Non-systematic Hindu philosophy: The Religious Texts



  • The Four Vedas

Veda, upon translation, means knowledge or wisdom, it personifies the knowledge of the people belonging to this religious group in all its entirety. The Vedas were passed down from teacher to student via oral tradition, thus spanning at least 900 years of narration. The Vedas were written in Sanskrit, which is an ancient, sacred dialect of Indian origin, however most of its material is in a dialect that is believed to be the forerunner of Sanskrit, called Vedic. The Vedas comprise of four parts namely, Rig Veda, Sama Veda, Yajur Veda and Atharva Veda. These four Vedas have been further edited into four sections - the Mantras, the Brahmanas, the Aranyakas, and the Upanishads. 

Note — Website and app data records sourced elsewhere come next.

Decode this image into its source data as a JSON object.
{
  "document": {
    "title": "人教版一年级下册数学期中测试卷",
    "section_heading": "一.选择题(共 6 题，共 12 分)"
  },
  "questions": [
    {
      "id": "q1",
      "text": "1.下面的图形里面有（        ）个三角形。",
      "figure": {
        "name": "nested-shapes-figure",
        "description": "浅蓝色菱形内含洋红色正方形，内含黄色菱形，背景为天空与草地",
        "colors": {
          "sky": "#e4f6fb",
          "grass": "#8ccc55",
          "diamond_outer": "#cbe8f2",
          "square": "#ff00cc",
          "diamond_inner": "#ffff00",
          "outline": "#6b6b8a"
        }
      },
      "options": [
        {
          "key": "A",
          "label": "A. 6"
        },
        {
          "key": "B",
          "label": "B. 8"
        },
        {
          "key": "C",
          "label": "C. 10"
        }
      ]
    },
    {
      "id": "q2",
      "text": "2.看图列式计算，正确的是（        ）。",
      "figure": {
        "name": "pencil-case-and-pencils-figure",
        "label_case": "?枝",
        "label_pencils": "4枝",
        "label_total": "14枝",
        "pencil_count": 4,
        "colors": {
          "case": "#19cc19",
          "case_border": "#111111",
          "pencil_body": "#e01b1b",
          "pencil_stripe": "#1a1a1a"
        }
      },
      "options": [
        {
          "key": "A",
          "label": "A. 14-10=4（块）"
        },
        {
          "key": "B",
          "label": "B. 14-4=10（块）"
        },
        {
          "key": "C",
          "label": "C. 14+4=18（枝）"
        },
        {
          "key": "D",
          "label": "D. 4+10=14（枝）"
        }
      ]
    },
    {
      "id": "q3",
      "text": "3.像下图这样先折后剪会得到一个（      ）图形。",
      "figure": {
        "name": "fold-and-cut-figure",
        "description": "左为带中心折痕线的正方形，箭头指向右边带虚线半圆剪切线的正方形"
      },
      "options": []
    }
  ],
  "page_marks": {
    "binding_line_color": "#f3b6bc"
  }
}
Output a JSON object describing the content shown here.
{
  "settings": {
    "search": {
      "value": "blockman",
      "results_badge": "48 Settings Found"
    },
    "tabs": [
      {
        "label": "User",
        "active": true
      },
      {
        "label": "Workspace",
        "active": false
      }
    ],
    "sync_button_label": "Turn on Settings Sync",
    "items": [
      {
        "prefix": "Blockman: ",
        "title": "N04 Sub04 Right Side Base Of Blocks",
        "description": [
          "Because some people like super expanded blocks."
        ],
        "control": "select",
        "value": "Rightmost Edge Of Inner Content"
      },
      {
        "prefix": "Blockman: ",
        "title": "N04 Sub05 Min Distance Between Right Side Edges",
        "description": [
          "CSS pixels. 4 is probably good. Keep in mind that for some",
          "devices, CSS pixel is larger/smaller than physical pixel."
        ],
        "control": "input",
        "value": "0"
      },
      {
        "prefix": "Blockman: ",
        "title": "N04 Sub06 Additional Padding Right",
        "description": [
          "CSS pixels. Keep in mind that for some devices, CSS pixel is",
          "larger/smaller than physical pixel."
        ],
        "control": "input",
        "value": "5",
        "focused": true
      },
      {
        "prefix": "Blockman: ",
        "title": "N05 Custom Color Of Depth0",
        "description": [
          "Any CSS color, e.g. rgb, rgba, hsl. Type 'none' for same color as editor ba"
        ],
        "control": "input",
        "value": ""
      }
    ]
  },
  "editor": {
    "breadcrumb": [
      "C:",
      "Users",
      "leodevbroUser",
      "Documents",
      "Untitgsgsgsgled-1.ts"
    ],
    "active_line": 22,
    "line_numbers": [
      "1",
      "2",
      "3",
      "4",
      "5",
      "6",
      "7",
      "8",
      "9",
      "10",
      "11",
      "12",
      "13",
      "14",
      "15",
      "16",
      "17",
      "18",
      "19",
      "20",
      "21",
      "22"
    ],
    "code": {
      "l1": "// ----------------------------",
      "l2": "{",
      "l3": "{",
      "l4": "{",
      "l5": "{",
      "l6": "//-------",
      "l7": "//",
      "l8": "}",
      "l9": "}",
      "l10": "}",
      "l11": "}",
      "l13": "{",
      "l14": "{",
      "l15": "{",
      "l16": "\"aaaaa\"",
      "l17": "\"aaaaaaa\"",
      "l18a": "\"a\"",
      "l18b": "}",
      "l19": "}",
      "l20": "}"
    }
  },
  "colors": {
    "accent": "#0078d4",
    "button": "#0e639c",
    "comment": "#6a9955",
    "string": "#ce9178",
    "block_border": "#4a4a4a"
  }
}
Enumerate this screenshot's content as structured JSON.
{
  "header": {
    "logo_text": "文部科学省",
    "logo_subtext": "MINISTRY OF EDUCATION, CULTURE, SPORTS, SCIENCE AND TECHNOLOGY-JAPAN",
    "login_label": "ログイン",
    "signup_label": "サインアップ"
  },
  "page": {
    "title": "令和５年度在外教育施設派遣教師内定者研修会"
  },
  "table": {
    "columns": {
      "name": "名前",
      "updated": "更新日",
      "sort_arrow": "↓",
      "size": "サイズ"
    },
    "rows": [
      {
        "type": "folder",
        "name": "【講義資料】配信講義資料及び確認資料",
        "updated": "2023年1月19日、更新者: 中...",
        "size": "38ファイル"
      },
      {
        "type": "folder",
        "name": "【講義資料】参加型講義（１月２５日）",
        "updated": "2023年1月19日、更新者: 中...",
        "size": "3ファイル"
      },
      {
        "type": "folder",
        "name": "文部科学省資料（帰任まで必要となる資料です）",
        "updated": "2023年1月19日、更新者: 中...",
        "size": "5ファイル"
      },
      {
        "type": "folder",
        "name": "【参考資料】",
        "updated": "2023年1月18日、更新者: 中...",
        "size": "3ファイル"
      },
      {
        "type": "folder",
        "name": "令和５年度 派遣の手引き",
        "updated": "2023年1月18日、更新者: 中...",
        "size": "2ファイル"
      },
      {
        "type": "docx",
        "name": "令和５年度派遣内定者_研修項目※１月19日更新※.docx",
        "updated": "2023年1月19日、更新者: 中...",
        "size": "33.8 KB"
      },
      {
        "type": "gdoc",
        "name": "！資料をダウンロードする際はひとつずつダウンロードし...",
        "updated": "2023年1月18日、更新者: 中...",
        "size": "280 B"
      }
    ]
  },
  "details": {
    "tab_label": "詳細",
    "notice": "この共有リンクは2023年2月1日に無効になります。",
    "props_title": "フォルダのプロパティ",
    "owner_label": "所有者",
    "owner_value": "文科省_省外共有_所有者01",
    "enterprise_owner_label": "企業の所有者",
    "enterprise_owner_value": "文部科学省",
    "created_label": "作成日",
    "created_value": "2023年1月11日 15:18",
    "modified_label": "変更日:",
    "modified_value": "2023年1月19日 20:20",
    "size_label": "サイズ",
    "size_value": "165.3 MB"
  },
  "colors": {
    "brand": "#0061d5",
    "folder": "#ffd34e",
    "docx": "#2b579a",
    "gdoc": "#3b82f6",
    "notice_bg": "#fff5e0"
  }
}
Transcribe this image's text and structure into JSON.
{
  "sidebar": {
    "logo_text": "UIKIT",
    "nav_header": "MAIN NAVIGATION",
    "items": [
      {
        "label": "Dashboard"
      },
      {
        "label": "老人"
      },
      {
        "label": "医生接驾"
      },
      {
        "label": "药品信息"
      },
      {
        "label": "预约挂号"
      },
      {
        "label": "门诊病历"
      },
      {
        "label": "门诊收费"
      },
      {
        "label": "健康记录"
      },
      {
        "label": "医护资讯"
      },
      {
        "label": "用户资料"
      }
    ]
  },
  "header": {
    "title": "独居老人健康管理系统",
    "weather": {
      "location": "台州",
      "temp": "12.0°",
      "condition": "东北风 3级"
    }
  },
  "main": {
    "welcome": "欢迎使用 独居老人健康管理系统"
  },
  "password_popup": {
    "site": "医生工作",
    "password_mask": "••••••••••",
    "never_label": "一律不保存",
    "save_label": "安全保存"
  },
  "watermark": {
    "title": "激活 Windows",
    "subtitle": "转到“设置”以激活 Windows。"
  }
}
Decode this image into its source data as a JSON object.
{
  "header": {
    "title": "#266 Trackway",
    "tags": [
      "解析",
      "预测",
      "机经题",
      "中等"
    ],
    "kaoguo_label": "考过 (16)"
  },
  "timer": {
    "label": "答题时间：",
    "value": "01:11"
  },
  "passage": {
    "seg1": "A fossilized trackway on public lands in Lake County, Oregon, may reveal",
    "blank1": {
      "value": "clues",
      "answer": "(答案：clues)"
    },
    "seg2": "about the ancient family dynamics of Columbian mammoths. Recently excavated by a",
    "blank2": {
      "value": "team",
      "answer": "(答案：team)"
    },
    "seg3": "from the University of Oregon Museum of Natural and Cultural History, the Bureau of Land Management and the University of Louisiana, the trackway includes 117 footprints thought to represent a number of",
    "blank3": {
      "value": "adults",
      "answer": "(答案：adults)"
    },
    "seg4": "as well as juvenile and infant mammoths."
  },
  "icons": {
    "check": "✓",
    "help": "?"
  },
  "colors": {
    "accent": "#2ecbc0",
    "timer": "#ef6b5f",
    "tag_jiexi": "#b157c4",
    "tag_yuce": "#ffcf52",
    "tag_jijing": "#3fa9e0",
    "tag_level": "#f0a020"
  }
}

  • Smriti Literature

While the Vedas are often referred to as ‘sruti’ or the heard/revealed texts, Smriti Literature, are referred to as the remembered texts. Additionally, the Vedas were purely reserved for people who belonged to the higher castes and Smriti Literature was distributed for public consumption. 



Systematic Hindu Philosophy: Darsanas 



The important Hindu texts such as the Vedas form a textual framework for many of the systematic Hindu philosophies and their articulation. The term ‘darsanas’, when translated, means ‘vision’, these texts were commonly regarded as a guide to look upon systematic philosophical views.



  • Nyaya

When translated, ‘Nyaya’ means ‘formal reasoning’. It is commonly associated with questions of logic and rhetoric. It has been used in the traditional reasoning of Indian law courts as well. 


  • Vaisesika

Founded by the ascetic, Kanada, Vaisesika is predominantly categorised as a discipline that deals with metaphysical questions. 


  • Sankhya

The term, ‘Sankhya’ translates to ‘enumeration’, that recommends a method of philosophical analysis. It is the oldest out of all the systematic schools of Indian philosophy. On many accounts, it has been accredited to the great sage, Kapila. 


  • Yoga

The Yoga school of thought has many similarities to the ‘Sankhya’ philosophy, in that it can be found in the Upanishads as well. This philosophy is derived from Patanjali’s Yoga Sutra. The difference between these two theories are on a metaphysical and moral standpoint - the nature of agency, it differs from the ‘Sankhya’ tradition in the prominence that is given to a more practical approach to the attainment of liberation. 


  • Purva Mimamsa 

Deriving its name from a section of the Vedas that have to do with the earlier (purva) inquiry (mimamsa) or the karma khanda. It is considered one of the more devout Hindu philosophical schools as it concerns the early, ritualistic parts of the Vedas. 


  • Vedanta

Much like the Purva Mimamsa sect of Hindu philosophy, Vedanta deals with a specific part of the Vedas as well. While Purva Mimamsa deals with the first portion of the Vedas, Vedanta deals with the latter part of it. The principal thought of this section is knowledge and moksha. 



FAQ’s:



Q1. What is the main philosophy of Hinduism? 


Hindus firmly believe in samsara which is the never-ending cycle of life, death and reincarnation and the theory of karma which is the universal conduct of cause and effect.



Q2. How does Hindu philosophy direct you to lead a moral life? 


Hindu philosophy encompasses the teachings and views of Hinduism wherein the purpose of life is dictated by four life goals - dharma, kama, artha and moksha.



Q3. What is the significance of dharma in Hindu philosophy? 


According to Hindu philosophy, dharma is the ‘universal law’ that dictates the way of living. In the Vedas, Dharma is represented as the power that maintains balance in society. It helps human beings act morally and leads them down a righteous path.